▶ _SOURCE MATERIAL_:
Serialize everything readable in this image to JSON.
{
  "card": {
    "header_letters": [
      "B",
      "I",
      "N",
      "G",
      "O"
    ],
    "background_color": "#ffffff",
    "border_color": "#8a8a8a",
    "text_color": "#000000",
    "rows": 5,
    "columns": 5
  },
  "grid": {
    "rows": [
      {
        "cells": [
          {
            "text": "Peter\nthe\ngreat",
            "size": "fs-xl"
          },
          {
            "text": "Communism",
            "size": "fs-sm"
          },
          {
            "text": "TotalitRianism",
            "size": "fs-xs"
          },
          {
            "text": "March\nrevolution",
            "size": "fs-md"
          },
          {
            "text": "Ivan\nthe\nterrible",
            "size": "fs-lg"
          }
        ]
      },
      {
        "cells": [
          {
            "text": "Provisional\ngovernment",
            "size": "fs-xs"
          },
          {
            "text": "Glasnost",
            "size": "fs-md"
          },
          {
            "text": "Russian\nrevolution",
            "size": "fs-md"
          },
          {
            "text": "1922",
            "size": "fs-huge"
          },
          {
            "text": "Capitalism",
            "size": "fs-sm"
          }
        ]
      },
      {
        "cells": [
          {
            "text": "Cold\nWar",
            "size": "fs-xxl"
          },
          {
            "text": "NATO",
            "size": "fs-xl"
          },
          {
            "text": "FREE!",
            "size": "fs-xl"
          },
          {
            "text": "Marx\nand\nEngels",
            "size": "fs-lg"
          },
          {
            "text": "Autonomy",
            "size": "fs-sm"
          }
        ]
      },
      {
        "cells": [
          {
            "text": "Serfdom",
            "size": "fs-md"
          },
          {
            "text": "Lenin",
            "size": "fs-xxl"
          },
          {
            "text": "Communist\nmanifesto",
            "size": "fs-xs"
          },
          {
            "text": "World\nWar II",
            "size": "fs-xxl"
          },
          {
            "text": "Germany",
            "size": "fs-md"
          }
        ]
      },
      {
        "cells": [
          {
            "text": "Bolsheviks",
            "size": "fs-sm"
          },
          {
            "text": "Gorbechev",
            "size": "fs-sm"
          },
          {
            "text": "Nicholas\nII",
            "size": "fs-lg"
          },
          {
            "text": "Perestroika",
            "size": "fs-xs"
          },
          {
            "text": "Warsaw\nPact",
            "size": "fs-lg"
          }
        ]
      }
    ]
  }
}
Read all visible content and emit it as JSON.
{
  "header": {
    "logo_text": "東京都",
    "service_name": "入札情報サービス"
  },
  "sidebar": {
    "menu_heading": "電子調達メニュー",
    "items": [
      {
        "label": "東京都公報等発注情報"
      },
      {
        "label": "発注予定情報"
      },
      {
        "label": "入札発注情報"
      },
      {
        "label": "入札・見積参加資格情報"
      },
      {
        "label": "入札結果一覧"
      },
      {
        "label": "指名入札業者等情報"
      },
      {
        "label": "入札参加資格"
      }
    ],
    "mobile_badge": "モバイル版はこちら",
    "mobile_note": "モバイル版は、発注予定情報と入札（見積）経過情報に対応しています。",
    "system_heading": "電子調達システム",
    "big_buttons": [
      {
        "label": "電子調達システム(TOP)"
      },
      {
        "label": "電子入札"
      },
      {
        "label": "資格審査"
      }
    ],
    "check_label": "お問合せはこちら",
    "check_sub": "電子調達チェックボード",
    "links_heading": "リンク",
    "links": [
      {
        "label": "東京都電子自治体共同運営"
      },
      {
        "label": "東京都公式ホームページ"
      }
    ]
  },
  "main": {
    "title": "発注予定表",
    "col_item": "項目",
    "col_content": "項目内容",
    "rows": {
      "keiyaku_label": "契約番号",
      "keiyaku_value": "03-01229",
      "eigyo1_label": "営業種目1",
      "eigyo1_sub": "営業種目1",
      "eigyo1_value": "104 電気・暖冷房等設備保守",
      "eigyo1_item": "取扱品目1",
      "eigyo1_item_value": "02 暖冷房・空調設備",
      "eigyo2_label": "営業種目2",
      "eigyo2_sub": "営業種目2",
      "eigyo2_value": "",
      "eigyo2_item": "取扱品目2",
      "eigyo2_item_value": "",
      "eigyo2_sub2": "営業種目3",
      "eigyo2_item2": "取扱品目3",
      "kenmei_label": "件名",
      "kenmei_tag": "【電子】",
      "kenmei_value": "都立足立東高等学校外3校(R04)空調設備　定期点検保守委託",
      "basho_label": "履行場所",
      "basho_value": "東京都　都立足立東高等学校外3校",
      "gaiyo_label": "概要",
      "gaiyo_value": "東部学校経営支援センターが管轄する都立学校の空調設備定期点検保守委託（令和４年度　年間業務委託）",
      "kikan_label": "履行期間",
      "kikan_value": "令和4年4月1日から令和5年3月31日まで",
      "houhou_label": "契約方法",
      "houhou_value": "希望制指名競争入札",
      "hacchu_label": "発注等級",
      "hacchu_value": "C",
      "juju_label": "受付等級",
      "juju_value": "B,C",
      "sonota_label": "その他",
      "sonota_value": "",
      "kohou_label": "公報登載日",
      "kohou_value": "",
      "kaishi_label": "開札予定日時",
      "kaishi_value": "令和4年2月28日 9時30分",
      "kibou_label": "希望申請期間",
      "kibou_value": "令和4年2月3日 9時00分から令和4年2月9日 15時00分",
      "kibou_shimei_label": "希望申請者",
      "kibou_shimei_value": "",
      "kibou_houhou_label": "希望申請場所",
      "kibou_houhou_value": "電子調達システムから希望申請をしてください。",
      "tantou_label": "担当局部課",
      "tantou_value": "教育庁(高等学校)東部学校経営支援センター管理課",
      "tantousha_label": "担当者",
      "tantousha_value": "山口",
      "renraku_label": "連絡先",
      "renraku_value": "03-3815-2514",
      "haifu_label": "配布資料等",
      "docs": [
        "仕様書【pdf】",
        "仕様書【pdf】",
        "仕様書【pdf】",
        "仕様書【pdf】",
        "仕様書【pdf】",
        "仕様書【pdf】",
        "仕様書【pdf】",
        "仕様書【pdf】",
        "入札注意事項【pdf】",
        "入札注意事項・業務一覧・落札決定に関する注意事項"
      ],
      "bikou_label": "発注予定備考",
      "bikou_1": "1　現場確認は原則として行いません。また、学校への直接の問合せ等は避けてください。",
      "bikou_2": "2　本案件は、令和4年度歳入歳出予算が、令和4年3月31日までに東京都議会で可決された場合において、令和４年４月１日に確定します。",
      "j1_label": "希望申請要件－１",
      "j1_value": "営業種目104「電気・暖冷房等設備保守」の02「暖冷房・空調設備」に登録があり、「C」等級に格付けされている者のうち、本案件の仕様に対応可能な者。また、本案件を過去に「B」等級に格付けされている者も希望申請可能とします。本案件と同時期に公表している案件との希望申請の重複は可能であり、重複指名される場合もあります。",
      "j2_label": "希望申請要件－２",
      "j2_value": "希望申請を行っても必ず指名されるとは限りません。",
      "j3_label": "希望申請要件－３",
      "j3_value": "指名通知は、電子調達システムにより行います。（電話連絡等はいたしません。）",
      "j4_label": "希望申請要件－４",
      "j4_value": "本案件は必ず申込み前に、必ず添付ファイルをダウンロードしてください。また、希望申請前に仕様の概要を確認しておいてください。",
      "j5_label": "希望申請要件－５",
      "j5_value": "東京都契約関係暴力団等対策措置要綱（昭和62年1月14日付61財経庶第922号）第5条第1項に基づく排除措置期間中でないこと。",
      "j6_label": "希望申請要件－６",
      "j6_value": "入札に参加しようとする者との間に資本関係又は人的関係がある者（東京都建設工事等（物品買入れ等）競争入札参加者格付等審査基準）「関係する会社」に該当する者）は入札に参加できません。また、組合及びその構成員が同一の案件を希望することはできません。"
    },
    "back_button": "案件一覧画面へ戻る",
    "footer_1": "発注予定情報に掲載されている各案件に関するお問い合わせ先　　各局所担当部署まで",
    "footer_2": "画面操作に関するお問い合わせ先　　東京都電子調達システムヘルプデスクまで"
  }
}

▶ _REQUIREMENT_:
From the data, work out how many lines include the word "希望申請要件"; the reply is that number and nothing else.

▶ _RESPONSE FOR THIS EXERCISE_:
6